Find out how many lines of the material contain the string "icon" and give only that figure.
(Beginning of Raw data)
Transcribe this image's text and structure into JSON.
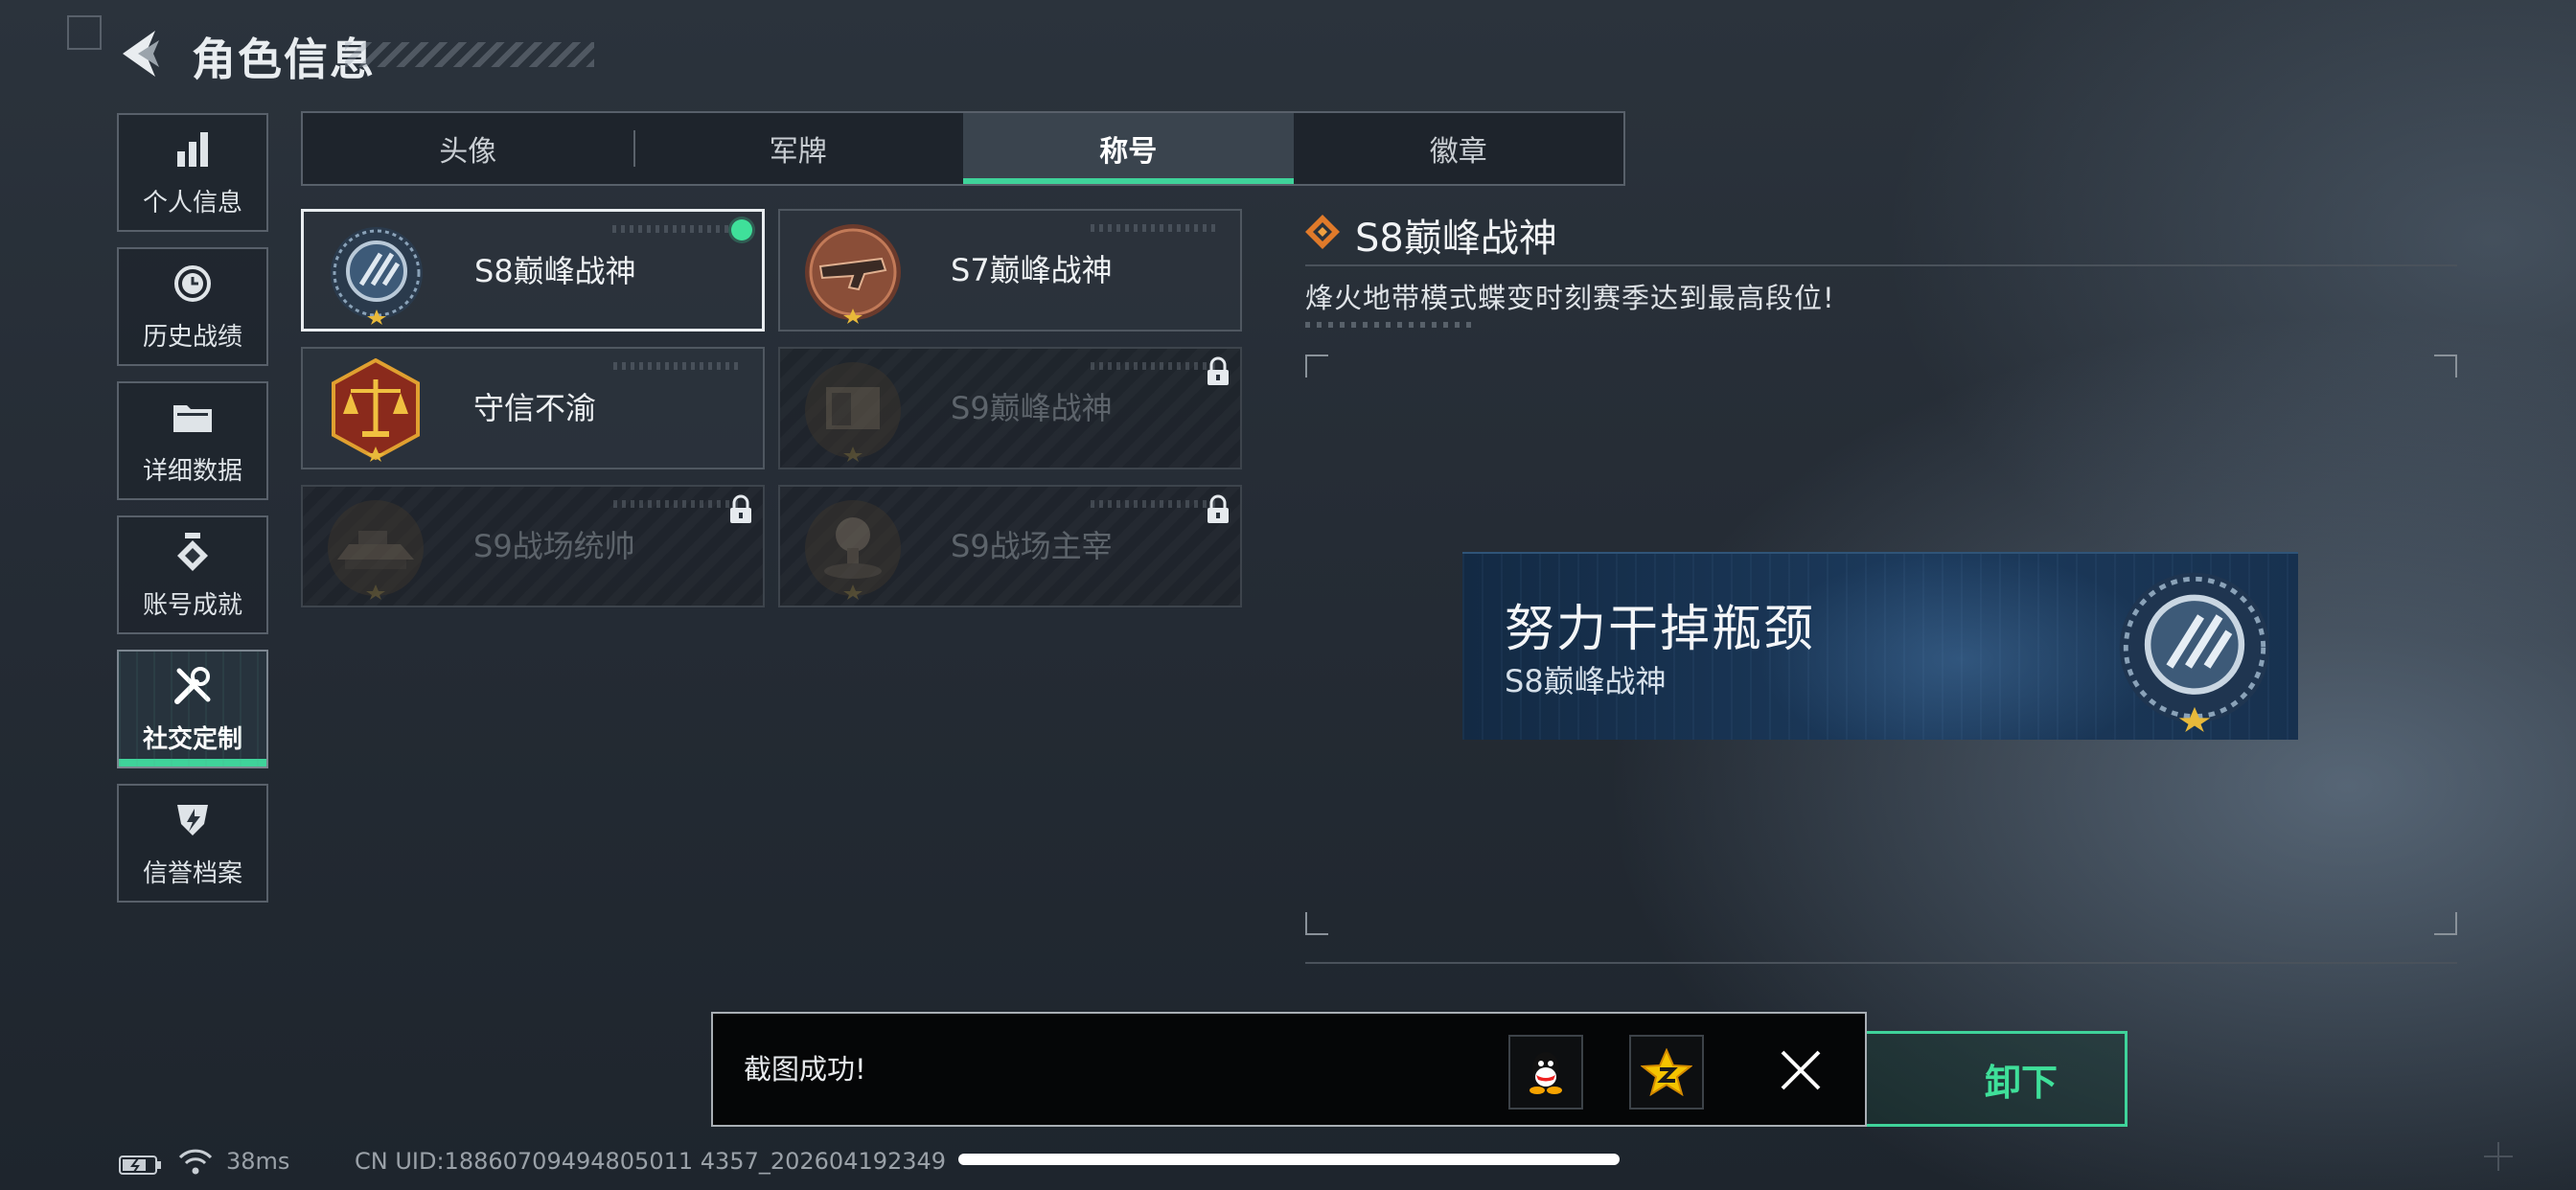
{
  "header": {
    "title": "角色信息"
  },
  "sidebar": {
    "items": [
      {
        "label": "个人信息",
        "icon": "bar-chart-icon"
      },
      {
        "label": "历史战绩",
        "icon": "history-clock-icon"
      },
      {
        "label": "详细数据",
        "icon": "folder-icon"
      },
      {
        "label": "账号成就",
        "icon": "achievement-icon"
      },
      {
        "label": "社交定制",
        "icon": "tools-icon",
        "active": true
      },
      {
        "label": "信誉档案",
        "icon": "credit-shield-icon"
      }
    ]
  },
  "tabs": [
    {
      "label": "头像"
    },
    {
      "label": "军牌"
    },
    {
      "label": "称号",
      "active": true
    },
    {
      "label": "徽章"
    }
  ],
  "titles": [
    {
      "name": "S8巅峰战神",
      "selected": true,
      "locked": false
    },
    {
      "name": "S7巅峰战神",
      "selected": false,
      "locked": false
    },
    {
      "name": "守信不渝",
      "selected": false,
      "locked": false
    },
    {
      "name": "S9巅峰战神",
      "selected": false,
      "locked": true
    },
    {
      "name": "S9战场统帅",
      "selected": false,
      "locked": true
    },
    {
      "name": "S9战场主宰",
      "selected": false,
      "locked": true
    }
  ],
  "detail": {
    "title": "S8巅峰战神",
    "description": "烽火地带模式蝶变时刻赛季达到最高段位!"
  },
  "nameplate": {
    "player_name": "努力干掉瓶颈",
    "title": "S8巅峰战神"
  },
  "equip_button": {
    "label": "卸下",
    "visible_fragment": "卸下"
  },
  "toast": {
    "message": "截图成功!",
    "share_targets": [
      "qq-icon",
      "qzone-icon"
    ]
  },
  "status": {
    "ping": "38ms",
    "uid": "CN UID:18860709494805011 4357_202604192349"
  },
  "colors": {
    "accent": "#3fd39a",
    "panel_border": "#58606a",
    "plate_blue": "#1c3a5c"
  }
}
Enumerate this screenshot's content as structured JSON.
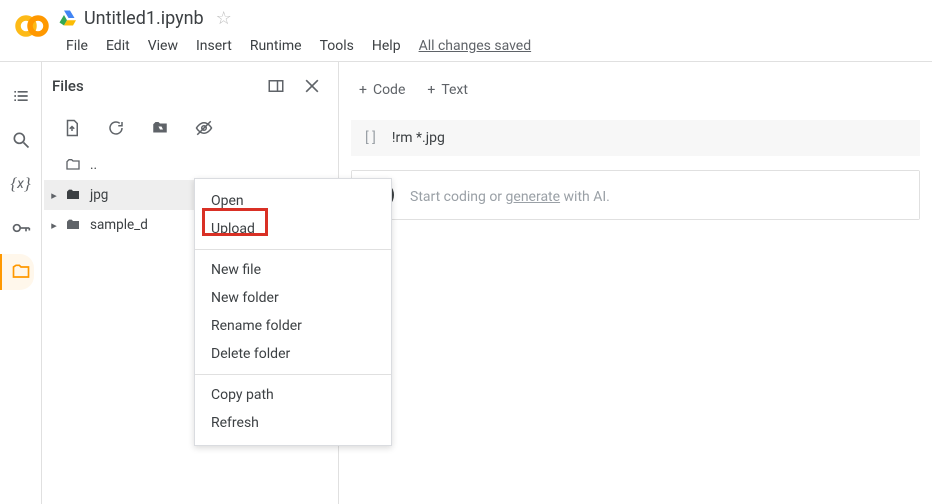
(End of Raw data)
§ **Output of the exercise**: 8